Santa Fe Starts the Semester with “Tilling, Toil, and a Lost Vineyard”
February 18, 2020 | By Hannah Loomis
Abe Schoener (AN82), a former tutor on the St. John’s Annapolis campus, has spent the last 20 years building a successful career as a winemaker in Los Angeles and New York City, founding the Scholium Project, a winery on the edge of the Los Angeles River, in 2006. Having become somewhat of a cult figure in the wine world, Schoener has been profiled in the New York Times and Food Republic. Recently, he presented a Dean’s Lecture on the St. John’s Santa Fe campus titled “Tilling, Toil, and a Lost Vineyard.” He met with us before the lecture to discuss his path from St. John’s College to urban winemaking—and how a wine can be terrifying.
Has your career in winemaking somehow grown out of your St. John's experiences as a student and a tutor?
It did in all kinds of ways, but for the first several years, as I was plunging myself into winemaking, I didn’t reflect on that. What I did reflect on is the way in which both my time as a student and tutor had prepared me for completely jumping professions, and for my ability to throw myself into winemaking with no training and do a pretty good job pretty quickly. There’s just absolutely no doubt in my mind that every aspect of [winemaking]—the scientific, aesthetic, and business sides—have all been made possible by my St. John’s education.
In the realm of education, there’s not a whole lot of right and wrong—especially not “black and white” right and wrong. In winemaking, there are absolutely black and white questions. In order to make the wine well, you have to get the answer right. You don’t get to discuss your interesting view on it.
How do you approach winemaking? Is there an essence in the fruit or the vineyard that you try to bring out?
There’s a lot of rhetoric associated with winemaking, and to a high degree you can say it’s on the sales and marketing side. In particular, [the idea] that the fruit provides some way of translating or representing the vineyard. There’s a kind of fetishizing of the vineyard, and there is a rhetoric about the unimportance of the winemaker. And I think that’s just false.
Even people who make wine in a nonintrusive way make decisions that have very strong effects on how the wine turns out, and how the vineyard and the fruit are represented in the wine. It’s really important to pay attention to and track the effects of those decisions. There are many ways to allow the vineyard to shine through more and shine through less. But that doesn’t mean there’s one essence of that vineyard or the fruit. One of the reasons I’ve made so many wines is because to get at these questions, you have to try a whole lot of different methods.

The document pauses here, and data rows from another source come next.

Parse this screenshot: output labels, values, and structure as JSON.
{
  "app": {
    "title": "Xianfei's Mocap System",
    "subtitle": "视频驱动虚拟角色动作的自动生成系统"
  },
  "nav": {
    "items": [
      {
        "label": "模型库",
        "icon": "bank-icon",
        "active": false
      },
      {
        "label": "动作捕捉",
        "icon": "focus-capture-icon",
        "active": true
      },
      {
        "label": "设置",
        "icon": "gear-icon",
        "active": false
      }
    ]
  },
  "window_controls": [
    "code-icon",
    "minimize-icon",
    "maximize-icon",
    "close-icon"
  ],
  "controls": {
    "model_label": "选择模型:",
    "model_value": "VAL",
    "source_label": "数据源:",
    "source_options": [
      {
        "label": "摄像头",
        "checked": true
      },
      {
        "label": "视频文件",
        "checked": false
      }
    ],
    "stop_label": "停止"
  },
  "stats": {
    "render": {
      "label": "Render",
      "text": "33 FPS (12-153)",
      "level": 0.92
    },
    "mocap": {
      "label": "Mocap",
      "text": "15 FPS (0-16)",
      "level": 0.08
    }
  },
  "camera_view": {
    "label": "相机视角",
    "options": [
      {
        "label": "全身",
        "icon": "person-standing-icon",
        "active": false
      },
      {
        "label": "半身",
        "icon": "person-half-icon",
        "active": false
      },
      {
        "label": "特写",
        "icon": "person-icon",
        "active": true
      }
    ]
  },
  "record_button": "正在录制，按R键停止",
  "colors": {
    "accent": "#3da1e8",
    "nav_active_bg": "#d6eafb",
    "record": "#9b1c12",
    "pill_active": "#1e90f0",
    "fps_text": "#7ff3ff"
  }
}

Can you say more about how your St. John’s experience translates into winemaking?
It’s one thing to ask whether a wine is delicious. It’s another thing to ask whether it’s beautiful. And a third thing to ask, “is it terrifying, perhaps?”
How do you mean “terrifying?”
Beautiful landscapes like cliffs and exposed rocks can be terrifying, and I think it’s possible for wines to convey the same kind of thing. It’s also possible for wines to convey just the opposite of that, like a placid landscape. It’s a little hard to explain how that happens, but it is a phenomenon we can experience. There are wines that make you feel something like a sense of grandeur, and wines that convey a kind of rusticity.
Early on, those were the things I aimed for in winemaking. And that’s where the terrifying wines come in. I was really interested in making wines that were extreme; different from normal wines.
Do you mean that in the sense of exhilarating?
It was definitely a part of it, but I think I was aiming for wines that were, to some degree, unsettling. For sure, interesting. I made a lot of wines, and I was totally happy for some of the wines to be quite normal. But with some of them I really wanted to push it—not that I wanted the wines to be off-putting, but I still wanted them to be in some way difficult.
What has surprised you most about this career?
The one thing I never thought I was going to learn to do was run a business.
I was also really surprised to learn that winemaking is much more about microbiology than chemistry—something that, as an outsider, I hadn’t grasped.
I read that you are trying to bring winemaking to urban places. How unusual is that in the wine world?
It’s pretty uncommon. We’re doing it already in New York. I work with landowners and grape growers on the North Fork of Long Island, and we truck the fruit to our winery in Brooklyn. Nobody else is doing it exactly the same way in New York. And that’s also what we’re doing in Los Angeles.
It will become more and more common around the world. There was a time when urban wineries were really shocking to people, because we think that winemaking only takes place in the country. Within 10 years, people will be pretty used to the notion of urban wineries.